She hopes that arming mothers with more precise information about the allergens in their breast milk will allow them to make better decisions about what they eat, mitigating any unnecessary risks and stresses associated with an uninformed elimination diet.
“If she can figure out how to make this accurate and affordable,” McGuire told The Daily Churn, “this is really going to help moms and babies.”
Forming clinical trials
The next step? Build the test.
For this, Paullin reached out to McGuire at the University of Idaho College of Agricultural and Life Sciences — not only because she has three decades of experience researching human breast milk, but also because they have a full biochemistry lab.
Together, they are in the process of applying for some grants, including the Idaho Global Entrepreneurial Mission (IGEM-Commerce) Grant Program, which awards up to $400,000 to researchers partnered with at least one company to develop a product or service for commercialization, and a National Science Foundation grant.
Their goal is to create human clinical trials with breastfeeding mothers and collect the necessary data to move the dial towards an in-home test.

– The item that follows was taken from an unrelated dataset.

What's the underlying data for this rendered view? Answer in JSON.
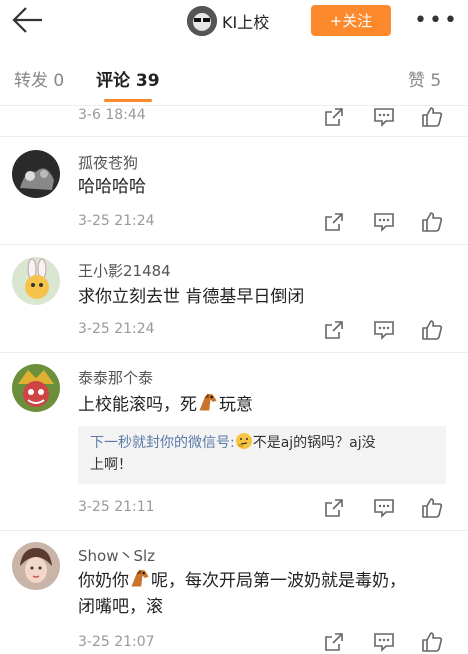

“We care about moms,” says McGuire, “and we want to make sure this actually works.”
And if there’s anyone that can make it happen, says Nadja Cockrell, a combat veteran and Paullin’s longtime friend and colleague, it’s Trill.
Cockrell and Paullin first met in Tampa, Florida around 2016 when they were both volunteering for The Mission Continues, a non-profit organization that empowers veterans to continue their service back home.
While Paullin still volunteers for the organization as a platoon leader of the Boise branch she founded, Denver-based Cockrell works as the City Impact Manager for all of the platoons in Colorado, Idaho and Minnesota. And positively gushes about her friend.
“In the military we call them hard chargers,” Cockrell says over Zoom. “They latch on to something and they don’t stop until it’s finished.”
Cockrell says that Paullin is like that with everything in her life.
“That’s what’s amazing about her,” she adds. “It’s not just one task that she’s hard charging towards. It’s multiple. She’s like that with Free to Feed. She was like that with her masters and then her PhD. She’s like that with her kids and with her husband.”
At the same time, says Cockrell, Paullin is “very very humble.” Which may have a lot to do with the fact that her childhood was fraught with hardship.
Having grown up with abuse, a lot of relocations, foster care and court systems, Paullin envisions a different future for herself.
“I’m incredibly motivated to rewrite my family’s history and make something much much better for my daughters,” she says. And already is well on her way.
Next steps for Free to Feed
Paullin says time is nearly up to file her utility patent. Since she filed her provisional patent for the Free to Feed technology in May, 2018, she has until May this year to complete the process.
In order to fund the necessary background research to support the utility patent, she has been working the startup circuit and is circulating a convertible note in search of investors — all while working a full-time job, running a non-profit and caring for two young children.
Little wonder, then, that Idaho Business Review chose her as one of 50 2020 Women of the Year. The winner will be announced in March.